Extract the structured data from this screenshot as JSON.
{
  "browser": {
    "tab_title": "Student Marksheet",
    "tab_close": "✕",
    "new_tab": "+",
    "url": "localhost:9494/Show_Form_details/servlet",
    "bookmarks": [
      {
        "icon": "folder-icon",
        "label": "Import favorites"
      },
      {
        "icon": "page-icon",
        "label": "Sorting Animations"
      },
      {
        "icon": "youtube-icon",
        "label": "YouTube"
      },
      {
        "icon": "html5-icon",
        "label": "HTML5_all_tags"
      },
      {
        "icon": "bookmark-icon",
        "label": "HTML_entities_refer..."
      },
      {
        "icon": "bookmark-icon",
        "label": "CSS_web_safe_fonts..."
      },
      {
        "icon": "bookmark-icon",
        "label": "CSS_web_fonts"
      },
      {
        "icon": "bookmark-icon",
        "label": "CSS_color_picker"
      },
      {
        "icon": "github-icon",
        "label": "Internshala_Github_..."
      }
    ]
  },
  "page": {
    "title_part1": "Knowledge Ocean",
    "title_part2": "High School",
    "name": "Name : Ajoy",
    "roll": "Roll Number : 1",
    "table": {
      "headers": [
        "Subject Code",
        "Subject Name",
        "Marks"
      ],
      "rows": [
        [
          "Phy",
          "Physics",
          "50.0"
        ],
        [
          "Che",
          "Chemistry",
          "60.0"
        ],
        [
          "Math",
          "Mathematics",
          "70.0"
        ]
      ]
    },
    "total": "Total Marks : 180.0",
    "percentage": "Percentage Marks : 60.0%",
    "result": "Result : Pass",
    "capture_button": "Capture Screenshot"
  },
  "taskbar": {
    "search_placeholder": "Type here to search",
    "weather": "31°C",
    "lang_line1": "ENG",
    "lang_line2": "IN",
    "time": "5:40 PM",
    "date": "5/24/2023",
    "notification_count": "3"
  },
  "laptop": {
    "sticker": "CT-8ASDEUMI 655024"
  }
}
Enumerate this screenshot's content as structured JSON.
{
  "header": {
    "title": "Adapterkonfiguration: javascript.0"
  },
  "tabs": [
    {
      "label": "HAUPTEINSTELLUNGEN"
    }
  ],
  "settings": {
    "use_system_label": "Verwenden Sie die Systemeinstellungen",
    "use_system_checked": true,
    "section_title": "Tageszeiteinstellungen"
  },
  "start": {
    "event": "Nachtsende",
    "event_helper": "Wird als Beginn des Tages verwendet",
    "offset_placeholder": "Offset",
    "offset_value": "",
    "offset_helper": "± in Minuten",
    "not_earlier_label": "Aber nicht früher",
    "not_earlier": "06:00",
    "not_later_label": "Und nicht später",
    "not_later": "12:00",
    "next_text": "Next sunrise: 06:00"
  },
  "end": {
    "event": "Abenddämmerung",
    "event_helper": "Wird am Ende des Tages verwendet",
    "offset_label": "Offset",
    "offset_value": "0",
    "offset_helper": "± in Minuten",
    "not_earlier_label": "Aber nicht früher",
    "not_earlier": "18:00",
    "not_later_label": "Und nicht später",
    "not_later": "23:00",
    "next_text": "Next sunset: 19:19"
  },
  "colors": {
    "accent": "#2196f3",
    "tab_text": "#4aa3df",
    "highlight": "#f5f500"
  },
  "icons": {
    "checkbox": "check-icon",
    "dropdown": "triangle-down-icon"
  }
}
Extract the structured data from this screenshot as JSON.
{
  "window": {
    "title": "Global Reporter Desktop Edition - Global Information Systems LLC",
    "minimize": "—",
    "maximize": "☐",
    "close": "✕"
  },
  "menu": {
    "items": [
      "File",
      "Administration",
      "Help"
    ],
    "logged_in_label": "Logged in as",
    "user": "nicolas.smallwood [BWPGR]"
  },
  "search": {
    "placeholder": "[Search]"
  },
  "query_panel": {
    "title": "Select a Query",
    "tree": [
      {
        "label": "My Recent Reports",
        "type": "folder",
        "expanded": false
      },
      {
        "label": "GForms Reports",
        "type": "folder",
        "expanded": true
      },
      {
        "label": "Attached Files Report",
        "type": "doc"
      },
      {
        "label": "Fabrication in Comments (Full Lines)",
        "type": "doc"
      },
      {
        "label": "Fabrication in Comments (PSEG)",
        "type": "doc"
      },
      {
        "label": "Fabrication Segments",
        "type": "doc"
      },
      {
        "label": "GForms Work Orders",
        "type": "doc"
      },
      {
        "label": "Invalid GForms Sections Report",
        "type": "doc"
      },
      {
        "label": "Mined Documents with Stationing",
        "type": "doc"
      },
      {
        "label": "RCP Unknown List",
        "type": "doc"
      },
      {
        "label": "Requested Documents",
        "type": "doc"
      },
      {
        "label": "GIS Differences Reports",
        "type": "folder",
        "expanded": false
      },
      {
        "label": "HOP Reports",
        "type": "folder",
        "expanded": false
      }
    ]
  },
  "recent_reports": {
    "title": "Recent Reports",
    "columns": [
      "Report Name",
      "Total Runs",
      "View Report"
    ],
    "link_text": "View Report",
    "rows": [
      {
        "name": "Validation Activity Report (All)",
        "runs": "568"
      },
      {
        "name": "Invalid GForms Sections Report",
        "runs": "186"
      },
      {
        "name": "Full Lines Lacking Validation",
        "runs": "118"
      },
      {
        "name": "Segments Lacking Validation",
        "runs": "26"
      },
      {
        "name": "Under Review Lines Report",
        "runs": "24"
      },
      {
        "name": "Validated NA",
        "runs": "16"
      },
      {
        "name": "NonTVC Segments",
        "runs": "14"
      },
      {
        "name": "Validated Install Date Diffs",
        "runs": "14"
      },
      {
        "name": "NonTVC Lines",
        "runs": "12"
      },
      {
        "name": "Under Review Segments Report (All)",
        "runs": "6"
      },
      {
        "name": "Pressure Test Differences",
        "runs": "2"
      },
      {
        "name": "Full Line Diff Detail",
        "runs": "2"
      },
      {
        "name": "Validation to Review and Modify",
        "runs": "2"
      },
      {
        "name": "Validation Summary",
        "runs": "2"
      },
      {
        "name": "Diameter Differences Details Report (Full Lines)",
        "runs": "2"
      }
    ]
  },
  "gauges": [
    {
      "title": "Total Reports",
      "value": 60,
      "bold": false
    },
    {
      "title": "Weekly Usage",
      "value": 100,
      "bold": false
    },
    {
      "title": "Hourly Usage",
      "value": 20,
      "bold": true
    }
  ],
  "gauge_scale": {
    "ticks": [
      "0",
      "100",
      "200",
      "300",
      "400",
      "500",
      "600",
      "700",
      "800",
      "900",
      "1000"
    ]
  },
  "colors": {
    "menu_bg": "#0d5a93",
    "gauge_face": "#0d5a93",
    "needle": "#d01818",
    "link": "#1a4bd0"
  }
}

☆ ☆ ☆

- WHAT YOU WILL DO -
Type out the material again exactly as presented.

- ANSWER AREA -
Extract the structured data from this screenshot as JSON.
{
  "browser": {
    "tab_title": "Student Marksheet",
    "tab_close": "✕",
    "new_tab": "+",
    "url": "localhost:9494/Show_Form_details/servlet",
    "bookmarks": [
      {
        "icon": "folder-icon",
        "label": "Import favorites"
      },
      {
        "icon": "page-icon",
        "label": "Sorting Animations"
      },
      {
        "icon": "youtube-icon",
        "label": "YouTube"
      },
      {
        "icon": "html5-icon",
        "label": "HTML5_all_tags"
      },
      {
        "icon": "bookmark-icon",
        "label": "HTML_entities_refer..."
      },
      {
        "icon": "bookmark-icon",
        "label": "CSS_web_safe_fonts..."
      },
      {
        "icon": "bookmark-icon",
        "label": "CSS_web_fonts"
      },
      {
        "icon": "bookmark-icon",
        "label": "CSS_color_picker"
      },
      {
        "icon": "github-icon",
        "label": "Internshala_Github_..."
      }
    ]
  },
  "page": {
    "title_part1": "Knowledge Ocean",
    "title_part2": "High School",
    "name": "Name : Ajoy",
    "roll": "Roll Number : 1",
    "table": {
      "headers": [
        "Subject Code",
        "Subject Name",
        "Marks"
      ],
      "rows": [
        [
          "Phy",
          "Physics",
          "50.0"
        ],
        [
          "Che",
          "Chemistry",
          "60.0"
        ],
        [
          "Math",
          "Mathematics",
          "70.0"
        ]
      ]
    },
    "total": "Total Marks : 180.0",
    "percentage": "Percentage Marks : 60.0%",
    "result": "Result : Pass",
    "capture_button": "Capture Screenshot"
  },
  "taskbar": {
    "search_placeholder": "Type here to search",
    "weather": "31°C",
    "lang_line1": "ENG",
    "lang_line2": "IN",
    "time": "5:40 PM",
    "date": "5/24/2023",
    "notification_count": "3"
  },
  "laptop": {
    "sticker": "CT-8ASDEUMI 655024"
  }
}
Enumerate this screenshot's content as structured JSON.
{
  "header": {
    "title": "Adapterkonfiguration: javascript.0"
  },
  "tabs": [
    {
      "label": "HAUPTEINSTELLUNGEN"
    }
  ],
  "settings": {
    "use_system_label": "Verwenden Sie die Systemeinstellungen",
    "use_system_checked": true,
    "section_title": "Tageszeiteinstellungen"
  },
  "start": {
    "event": "Nachtsende",
    "event_helper": "Wird als Beginn des Tages verwendet",
    "offset_placeholder": "Offset",
    "offset_value": "",
    "offset_helper": "± in Minuten",
    "not_earlier_label": "Aber nicht früher",
    "not_earlier": "06:00",
    "not_later_label": "Und nicht später",
    "not_later": "12:00",
    "next_text": "Next sunrise: 06:00"
  },
  "end": {
    "event": "Abenddämmerung",
    "event_helper": "Wird am Ende des Tages verwendet",
    "offset_label": "Offset",
    "offset_value": "0",
    "offset_helper": "± in Minuten",
    "not_earlier_label": "Aber nicht früher",
    "not_earlier": "18:00",
    "not_later_label": "Und nicht später",
    "not_later": "23:00",
    "next_text": "Next sunset: 19:19"
  },
  "colors": {
    "accent": "#2196f3",
    "tab_text": "#4aa3df",
    "highlight": "#f5f500"
  },
  "icons": {
    "checkbox": "check-icon",
    "dropdown": "triangle-down-icon"
  }
}
Extract the structured data from this screenshot as JSON.
{
  "window": {
    "title": "Global Reporter Desktop Edition - Global Information Systems LLC",
    "minimize": "—",
    "maximize": "☐",
    "close": "✕"
  },
  "menu": {
    "items": [
      "File",
      "Administration",
      "Help"
    ],
    "logged_in_label": "Logged in as",
    "user": "nicolas.smallwood [BWPGR]"
  },
  "search": {
    "placeholder": "[Search]"
  },
  "query_panel": {
    "title": "Select a Query",
    "tree": [
      {
        "label": "My Recent Reports",
        "type": "folder",
        "expanded": false
      },
      {
        "label": "GForms Reports",
        "type": "folder",
        "expanded": true
      },
      {
        "label": "Attached Files Report",
        "type": "doc"
      },
      {
        "label": "Fabrication in Comments (Full Lines)",
        "type": "doc"
      },
      {
        "label": "Fabrication in Comments (PSEG)",
        "type": "doc"
      },
      {
        "label": "Fabrication Segments",
        "type": "doc"
      },
      {
        "label": "GForms Work Orders",
        "type": "doc"
      },
      {
        "label": "Invalid GForms Sections Report",
        "type": "doc"
      },
      {
        "label": "Mined Documents with Stationing",
        "type": "doc"
      },
      {
        "label": "RCP Unknown List",
        "type": "doc"
      },
      {
        "label": "Requested Documents",
        "type": "doc"
      },
      {
        "label": "GIS Differences Reports",
        "type": "folder",
        "expanded": false
      },
      {
        "label": "HOP Reports",
        "type": "folder",
        "expanded": false
      }
    ]
  },
  "recent_reports": {
    "title": "Recent Reports",
    "columns": [
      "Report Name",
      "Total Runs",
      "View Report"
    ],
    "link_text": "View Report",
    "rows": [
      {
        "name": "Validation Activity Report (All)",
        "runs": "568"
      },
      {
        "name": "Invalid GForms Sections Report",
        "runs": "186"
      },
      {
        "name": "Full Lines Lacking Validation",
        "runs": "118"
      },
      {
        "name": "Segments Lacking Validation",
        "runs": "26"
      },
      {
        "name": "Under Review Lines Report",
        "runs": "24"
      },
      {
        "name": "Validated NA",
        "runs": "16"
      },
      {
        "name": "NonTVC Segments",
        "runs": "14"
      },
      {
        "name": "Validated Install Date Diffs",
        "runs": "14"
      },
      {
        "name": "NonTVC Lines",
        "runs": "12"
      },
      {
        "name": "Under Review Segments Report (All)",
        "runs": "6"
      },
      {
        "name": "Pressure Test Differences",
        "runs": "2"
      },
      {
        "name": "Full Line Diff Detail",
        "runs": "2"
      },
      {
        "name": "Validation to Review and Modify",
        "runs": "2"
      },
      {
        "name": "Validation Summary",
        "runs": "2"
      },
      {
        "name": "Diameter Differences Details Report (Full Lines)",
        "runs": "2"
      }
    ]
  },
  "gauges": [
    {
      "title": "Total Reports",
      "value": 60,
      "bold": false
    },
    {
      "title": "Weekly Usage",
      "value": 100,
      "bold": false
    },
    {
      "title": "Hourly Usage",
      "value": 20,
      "bold": true
    }
  ],
  "gauge_scale": {
    "ticks": [
      "0",
      "100",
      "200",
      "300",
      "400",
      "500",
      "600",
      "700",
      "800",
      "900",
      "1000"
    ]
  },
  "colors": {
    "menu_bg": "#0d5a93",
    "gauge_face": "#0d5a93",
    "needle": "#d01818",
    "link": "#1a4bd0"
  }
}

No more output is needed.